Reptiles and amphibians. Collectively and separately they represent life much older than us, each group having taken its turn ruling the planet long before mammals were a twinkle in the cosmos’ eye. First came amphibians, giants by modern standards, larger than the largest dogs and enjoying mastery of the land as top predators. Then reptiles displaced them as kings of Earth, behemoths we would eventually call dinosaurs who often represent a child’s first true interest in science.
But all things change, and mammals slowly climbed the evolutionary ladder until they brushed aside reptiles and amphibians to become the dominant form of life. From little critters scampering about and trying to avoid being stepped on or eaten by our very large reptilian forefathers, over time mammals gave rise to primates and primates gave rise to humans. And as we humans grew and developed and somehow stumbled upon the stage of intelligence, we created the internet! Then we created nature blogging.

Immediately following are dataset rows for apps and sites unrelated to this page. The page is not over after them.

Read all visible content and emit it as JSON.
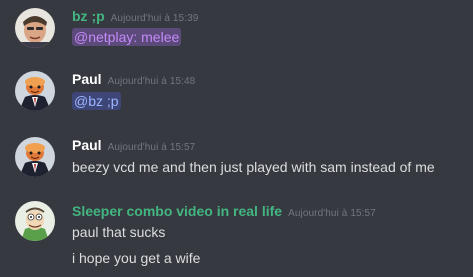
{
  "colors": {
    "background": "#36393f",
    "text": "#dcddde",
    "timestamp": "#72767d",
    "user_green": "#43b581",
    "user_white": "#ffffff",
    "role_mention_text": "#c58af9",
    "role_mention_bg": "#5c4a7a",
    "user_mention_text": "#9cb4ff",
    "user_mention_bg": "#3e4677"
  },
  "messages": [
    {
      "author": "bz ;p",
      "timestamp": "Aujourd'hui à 15:39",
      "avatar_icon": "person-photo-avatar",
      "lines": [
        {
          "mention": "@netplay: melee"
        }
      ]
    },
    {
      "author": "Paul",
      "timestamp": "Aujourd'hui à 15:48",
      "avatar_icon": "suited-character-avatar",
      "lines": [
        {
          "mention": "@bz ;p"
        }
      ]
    },
    {
      "author": "Paul",
      "timestamp": "Aujourd'hui à 15:57",
      "avatar_icon": "suited-character-avatar",
      "lines": [
        {
          "text": "beezy vcd me and then just played with sam instead of me"
        }
      ]
    },
    {
      "author": "Sleeper combo video in real life",
      "timestamp": "Aujourd'hui à 15:57",
      "avatar_icon": "cartoon-character-avatar",
      "lines": [
        {
          "text": "paul that sucks"
        },
        {
          "text": "i hope you get a wife"
        }
      ]
    }
  ]
}
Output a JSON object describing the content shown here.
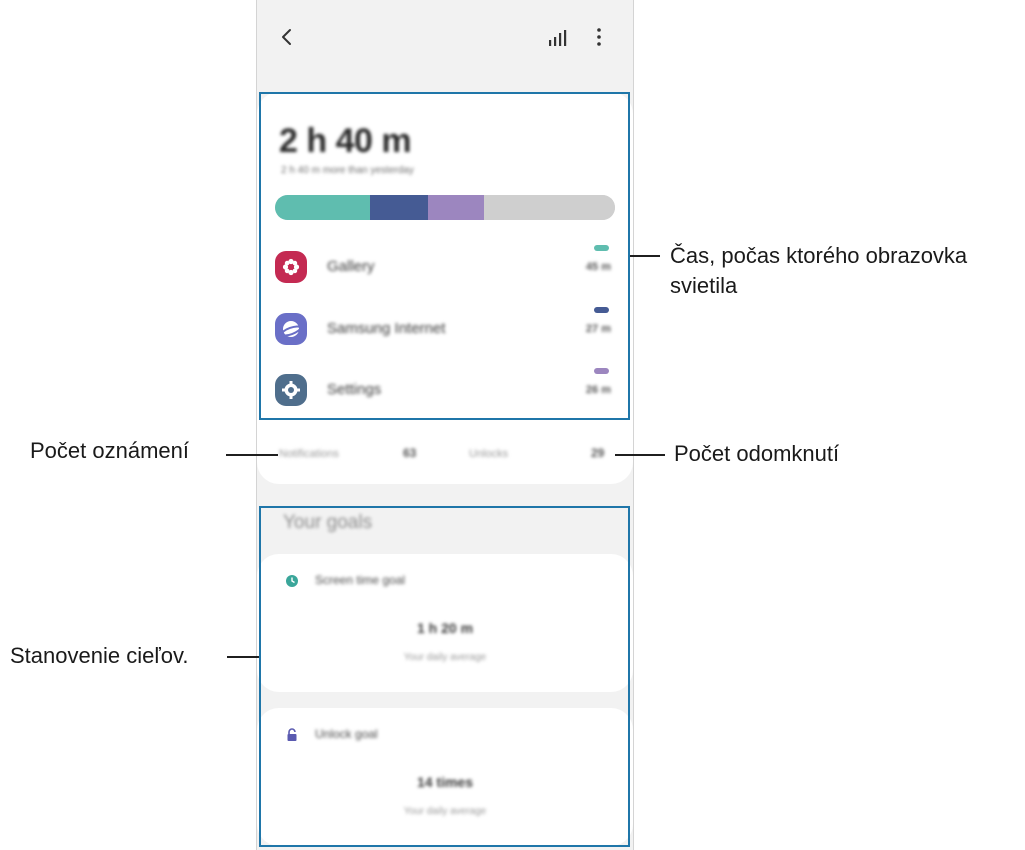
{
  "summary": {
    "total_time": "2 h 40 m",
    "comparison": "2 h 40 m more than yesterday",
    "bar_segments": [
      {
        "color": "#5fbdaf",
        "fraction": 0.28
      },
      {
        "color": "#455b94",
        "fraction": 0.17
      },
      {
        "color": "#9c86bf",
        "fraction": 0.165
      },
      {
        "color": "#cfcfcf",
        "fraction": 0.385
      }
    ]
  },
  "apps": [
    {
      "name": "Gallery",
      "duration": "45 m",
      "icon": "gallery-flower-icon",
      "icon_color": "#c42a52",
      "dot_color": "#5fbdaf"
    },
    {
      "name": "Samsung Internet",
      "duration": "27 m",
      "icon": "samsung-internet-icon",
      "icon_color": "#6a6fc7",
      "dot_color": "#455b94"
    },
    {
      "name": "Settings",
      "duration": "26 m",
      "icon": "settings-gear-icon",
      "icon_color": "#4f6e8c",
      "dot_color": "#9c86bf"
    }
  ],
  "stats": {
    "notifications_label": "Notifications",
    "notifications_value": "63",
    "unlocks_label": "Unlocks",
    "unlocks_value": "29"
  },
  "goals": {
    "title": "Your goals",
    "screen_time": {
      "name": "Screen time goal",
      "value": "1 h 20 m",
      "sub": "Your daily average",
      "icon": "clock-icon",
      "icon_color": "#3aa69a"
    },
    "unlock": {
      "name": "Unlock goal",
      "value": "14 times",
      "sub": "Your daily average",
      "icon": "unlock-icon",
      "icon_color": "#5a5ab0"
    }
  },
  "callouts": {
    "screen_time": "Čas, počas ktorého obrazovka svietila",
    "notifications": "Počet oznámení",
    "unlocks": "Počet odomknutí",
    "goals": "Stanovenie cieľov."
  },
  "colors": {
    "highlight": "#1f76a9",
    "background": "#f2f2f2"
  }
}
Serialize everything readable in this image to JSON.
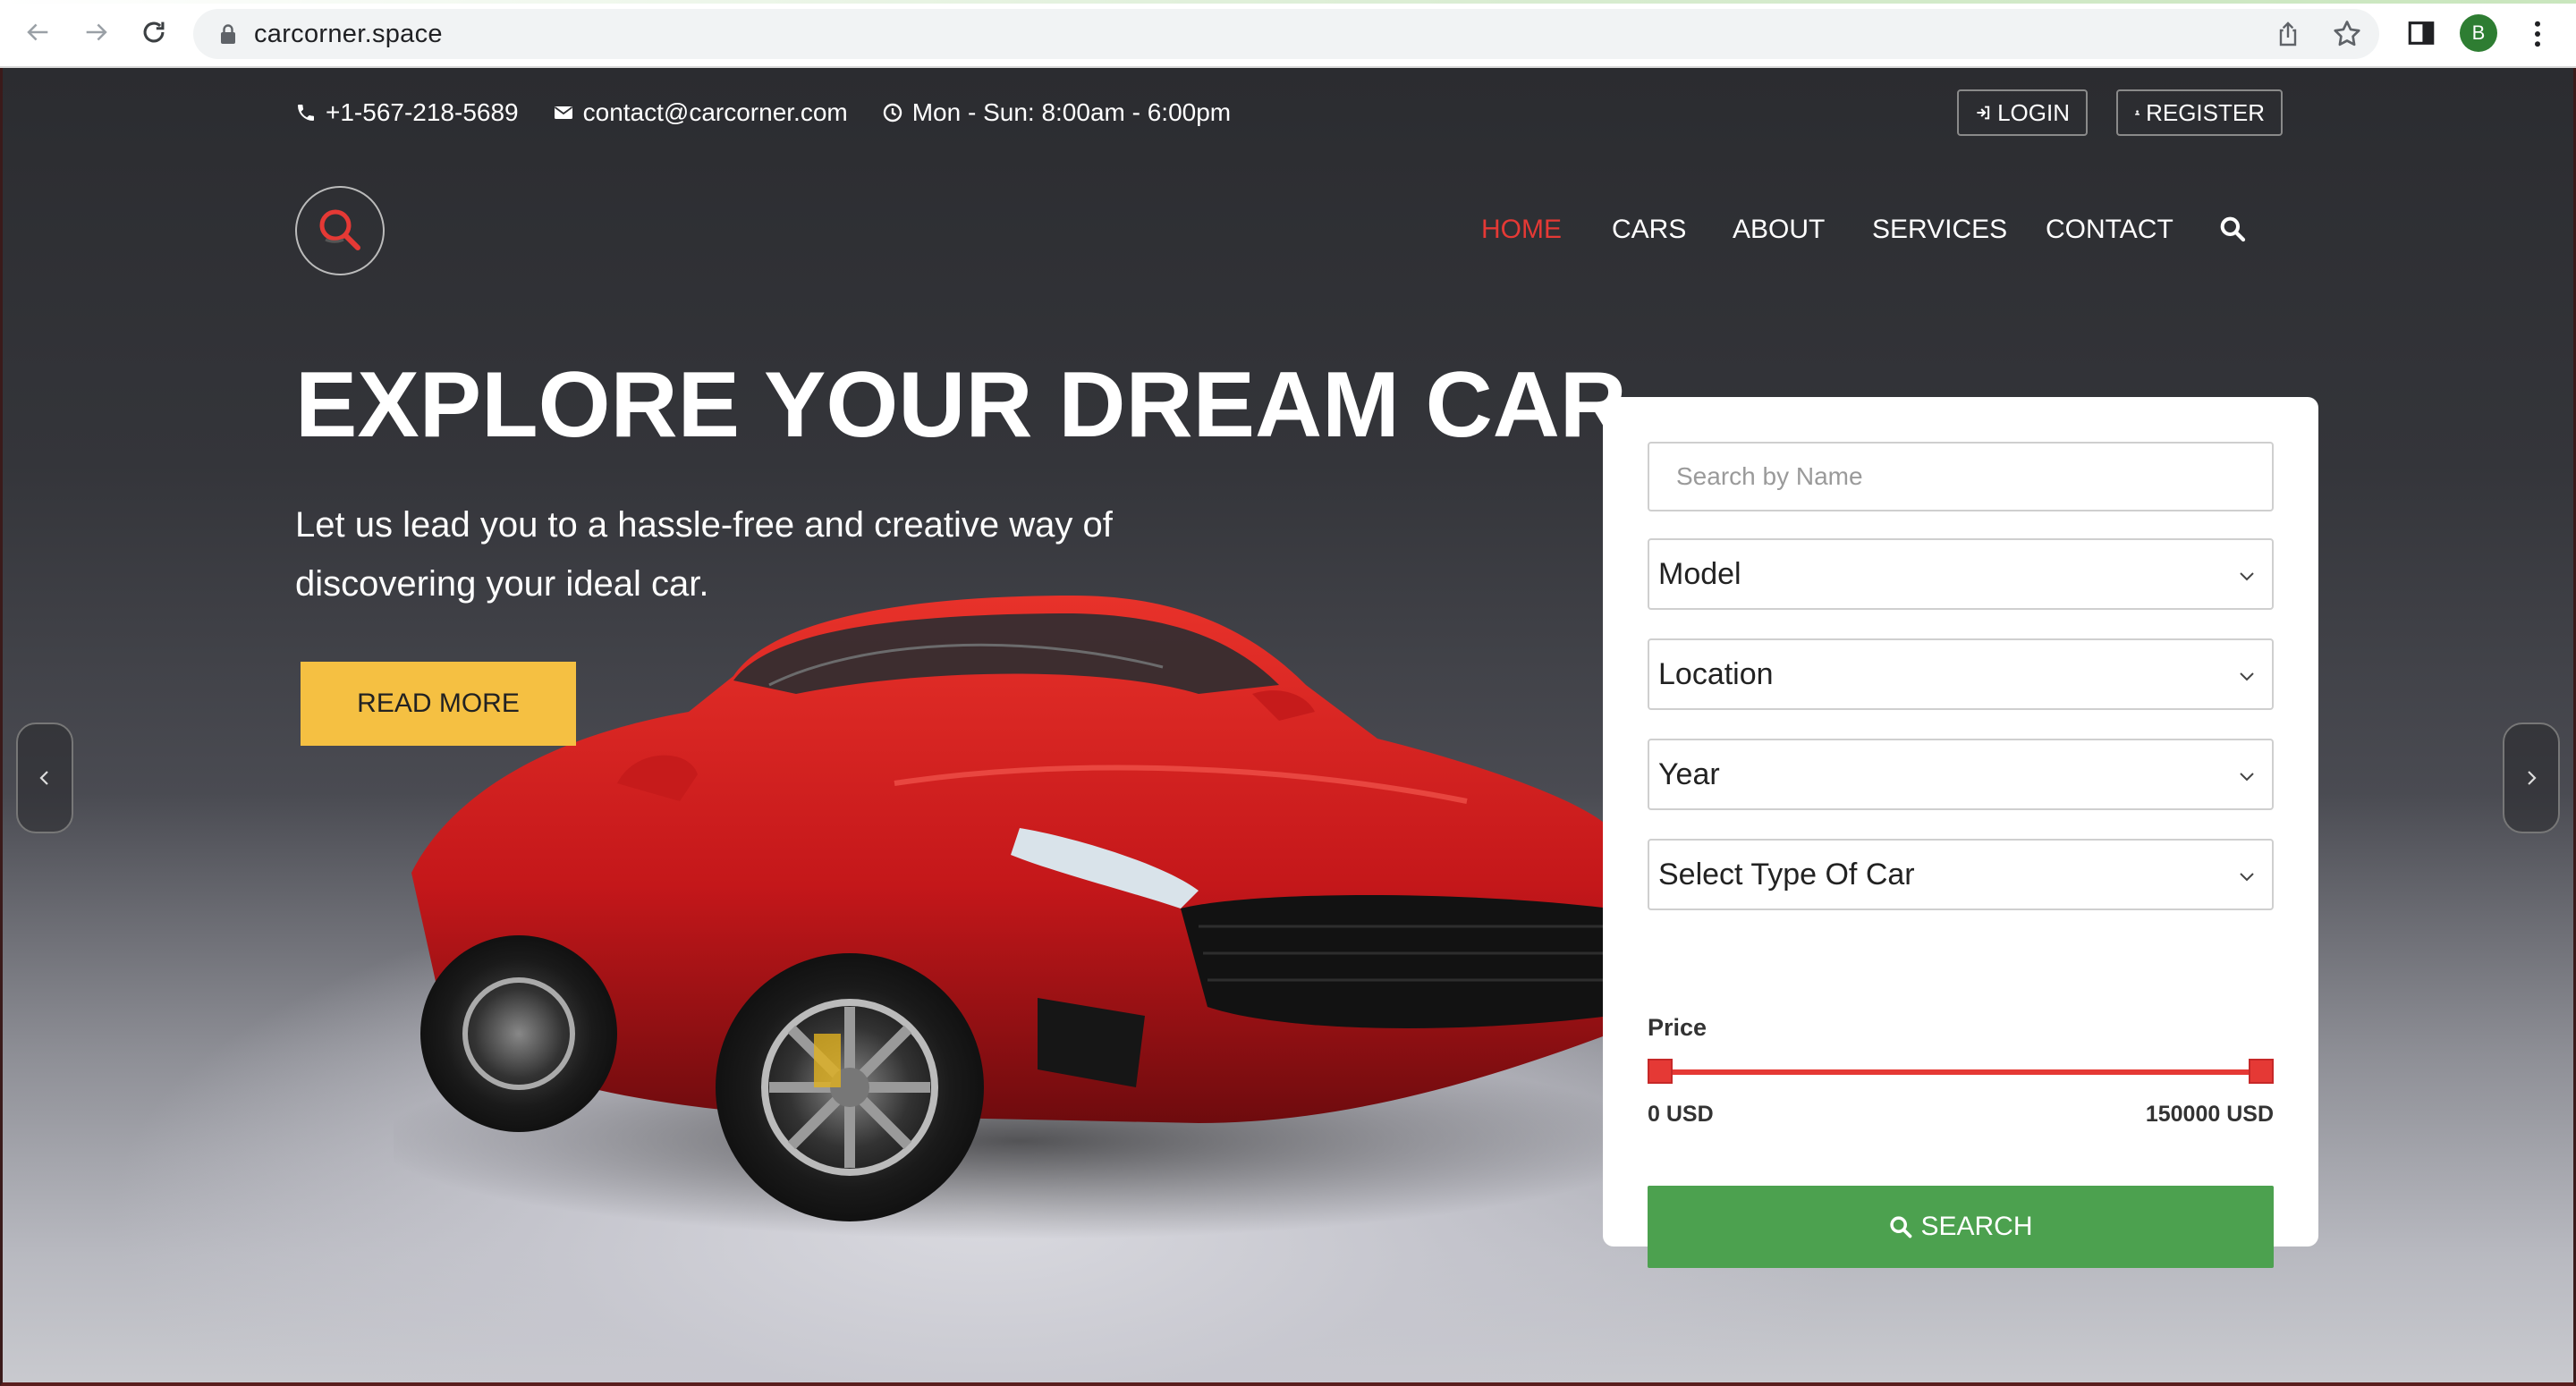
{
  "browser": {
    "url": "carcorner.space",
    "profile_initial": "B"
  },
  "topbar": {
    "phone": "+1-567-218-5689",
    "email": "contact@carcorner.com",
    "hours": "Mon - Sun: 8:00am - 6:00pm",
    "login_label": "LOGIN",
    "register_label": "REGISTER"
  },
  "nav": {
    "items": [
      {
        "label": "HOME",
        "active": true
      },
      {
        "label": "CARS",
        "active": false
      },
      {
        "label": "ABOUT",
        "active": false
      },
      {
        "label": "SERVICES",
        "active": false
      },
      {
        "label": "CONTACT",
        "active": false
      }
    ]
  },
  "hero": {
    "title": "EXPLORE YOUR DREAM CAR",
    "subtitle": "Let us lead you to a hassle-free and creative way of discovering your ideal car.",
    "cta_label": "READ MORE"
  },
  "search_panel": {
    "name_placeholder": "Search by Name",
    "model": "Model",
    "location": "Location",
    "year": "Year",
    "car_type": "Select Type Of Car",
    "price_label": "Price",
    "price_min": "0 USD",
    "price_max": "150000 USD",
    "search_label": "SEARCH"
  },
  "colors": {
    "accent_red": "#e53935",
    "cta_yellow": "#f5c042",
    "search_green": "#4ca14f"
  }
}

We nature bloggers love to celebrate. We hold carnivals for the trees that shelter life around the globe and the plants that grow alongside them, the birds flitting and flying and filling every ecological niche, the invertebrates whose near limitless presence outnumbers and outweighs all other life on the planet, the oceans that offer incomprehensible diversity, and the moths fluttering in and out of our lives on a regular basis. We even celebrate the best science writing in the blogosphere and the very mechanism of biology that gave rise to all the life we see around us.
Yet our cold-blooded ancestors didn’t vanish into the ether. They evolved right along with everything else, and today their children share the world with us as toads, frogs, lizards, turtles and terrapins and tortoises, salamanders and newts, crocodiles and alligators, snakes, and a veritable horde of creatures. We see the gecko walk across the ceiling whilst miraculously defying gravity. We see the crocodile hunt and kill something as large as a wildebeest. We see the snake whose venom not only subdues but saves lives by treating stroke victims. We see turtle traffic jams with each individual climbing atop the next as everyone vies for a bit of sunshine. We see the poisonous frog with colors so bright that we scarcely can imagine something that beautiful. We see the skink who grows back a tail just as easily as we might grow a fingernail after it’s been trimmed. And with all that beauty and all that magic, we don’t see a blog carnival to celebrate them.
So we decided to change that. Amber of Birder’s Lounge and I (Jason of xenogere) have conspired together to kick off a celebration of all things herpetological. With not too small a portion of co-conspiracy prodding by Ted of Beetles in the Bush, along with the expert guidance of Mike from 10,000 Birds and Nature Blog Network, the time has come for House of Herps, a monthly blog carnival centered on all things amphibian and reptilian.
House of Herps will be a monthly carnival. The first edition will be hosted at the carnival site, House of Herps, after which it will begin traveling to host blogs. The general deadline for submissions is the 15th of each month with the carnival appearing a few days after that. And much to our joyful excitement, we already have submissions for the first carnival from people who knew of our plot to launch this extravaganza.
So if you love herps—if you photograph them, write about them, sketch or paint artwork based on them, study them, or just happen to see one that you mention on your blog—we want to hear from you for House of Herps #1 coming in mid-December. We also want to hear from you if you’re interested in hosting the carnival. Please visit the House of Herps site for contact information, or send your submission links to us at submissions [at] houseofherps.com